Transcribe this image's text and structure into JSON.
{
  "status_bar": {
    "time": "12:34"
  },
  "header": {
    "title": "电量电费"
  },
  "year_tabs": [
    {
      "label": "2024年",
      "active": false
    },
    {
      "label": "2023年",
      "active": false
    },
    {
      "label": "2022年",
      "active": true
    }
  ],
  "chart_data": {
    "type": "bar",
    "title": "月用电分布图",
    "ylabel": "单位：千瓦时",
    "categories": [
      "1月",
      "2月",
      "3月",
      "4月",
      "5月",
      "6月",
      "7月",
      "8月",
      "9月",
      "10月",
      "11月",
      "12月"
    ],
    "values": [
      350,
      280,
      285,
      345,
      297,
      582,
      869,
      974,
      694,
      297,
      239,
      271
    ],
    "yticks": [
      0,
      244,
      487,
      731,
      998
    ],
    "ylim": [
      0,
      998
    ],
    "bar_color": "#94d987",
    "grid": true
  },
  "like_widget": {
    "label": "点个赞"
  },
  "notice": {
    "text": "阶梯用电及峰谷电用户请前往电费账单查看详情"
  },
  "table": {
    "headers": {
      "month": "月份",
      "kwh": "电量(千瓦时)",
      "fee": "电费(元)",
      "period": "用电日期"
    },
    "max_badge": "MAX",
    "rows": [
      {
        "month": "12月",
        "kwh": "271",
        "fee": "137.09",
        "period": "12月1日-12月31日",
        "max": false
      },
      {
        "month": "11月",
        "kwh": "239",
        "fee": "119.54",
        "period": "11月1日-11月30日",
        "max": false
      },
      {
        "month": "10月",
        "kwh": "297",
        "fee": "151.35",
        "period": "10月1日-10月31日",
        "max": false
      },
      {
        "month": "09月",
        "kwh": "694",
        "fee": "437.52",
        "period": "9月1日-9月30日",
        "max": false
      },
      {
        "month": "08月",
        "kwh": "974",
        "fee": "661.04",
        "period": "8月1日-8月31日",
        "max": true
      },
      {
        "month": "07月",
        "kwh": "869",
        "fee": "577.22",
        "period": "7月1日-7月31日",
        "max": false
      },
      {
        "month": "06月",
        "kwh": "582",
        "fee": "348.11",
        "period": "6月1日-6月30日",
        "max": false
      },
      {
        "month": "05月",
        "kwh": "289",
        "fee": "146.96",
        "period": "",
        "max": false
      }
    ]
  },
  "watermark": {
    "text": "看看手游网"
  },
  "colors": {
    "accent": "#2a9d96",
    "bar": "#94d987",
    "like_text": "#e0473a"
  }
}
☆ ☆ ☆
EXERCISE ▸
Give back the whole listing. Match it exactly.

ANSWER TO THE EXERCISE ▸
Transcribe this image's text and structure into JSON.
{
  "status_bar": {
    "time": "12:34"
  },
  "header": {
    "title": "电量电费"
  },
  "year_tabs": [
    {
      "label": "2024年",
      "active": false
    },
    {
      "label": "2023年",
      "active": false
    },
    {
      "label": "2022年",
      "active": true
    }
  ],
  "chart_data": {
    "type": "bar",
    "title": "月用电分布图",
    "ylabel": "单位：千瓦时",
    "categories": [
      "1月",
      "2月",
      "3月",
      "4月",
      "5月",
      "6月",
      "7月",
      "8月",
      "9月",
      "10月",
      "11月",
      "12月"
    ],
    "values": [
      350,
      280,
      285,
      345,
      297,
      582,
      869,
      974,
      694,
      297,
      239,
      271
    ],
    "yticks": [
      0,
      244,
      487,
      731,
      998
    ],
    "ylim": [
      0,
      998
    ],
    "bar_color": "#94d987",
    "grid": true
  },
  "like_widget": {
    "label": "点个赞"
  },
  "notice": {
    "text": "阶梯用电及峰谷电用户请前往电费账单查看详情"
  },
  "table": {
    "headers": {
      "month": "月份",
      "kwh": "电量(千瓦时)",
      "fee": "电费(元)",
      "period": "用电日期"
    },
    "max_badge": "MAX",
    "rows": [
      {
        "month": "12月",
        "kwh": "271",
        "fee": "137.09",
        "period": "12月1日-12月31日",
        "max": false
      },
      {
        "month": "11月",
        "kwh": "239",
        "fee": "119.54",
        "period": "11月1日-11月30日",
        "max": false
      },
      {
        "month": "10月",
        "kwh": "297",
        "fee": "151.35",
        "period": "10月1日-10月31日",
        "max": false
      },
      {
        "month": "09月",
        "kwh": "694",
        "fee": "437.52",
        "period": "9月1日-9月30日",
        "max": false
      },
      {
        "month": "08月",
        "kwh": "974",
        "fee": "661.04",
        "period": "8月1日-8月31日",
        "max": true
      },
      {
        "month": "07月",
        "kwh": "869",
        "fee": "577.22",
        "period": "7月1日-7月31日",
        "max": false
      },
      {
        "month": "06月",
        "kwh": "582",
        "fee": "348.11",
        "period": "6月1日-6月30日",
        "max": false
      },
      {
        "month": "05月",
        "kwh": "289",
        "fee": "146.96",
        "period": "",
        "max": false
      }
    ]
  },
  "watermark": {
    "text": "看看手游网"
  },
  "colors": {
    "accent": "#2a9d96",
    "bar": "#94d987",
    "like_text": "#e0473a"
  }
}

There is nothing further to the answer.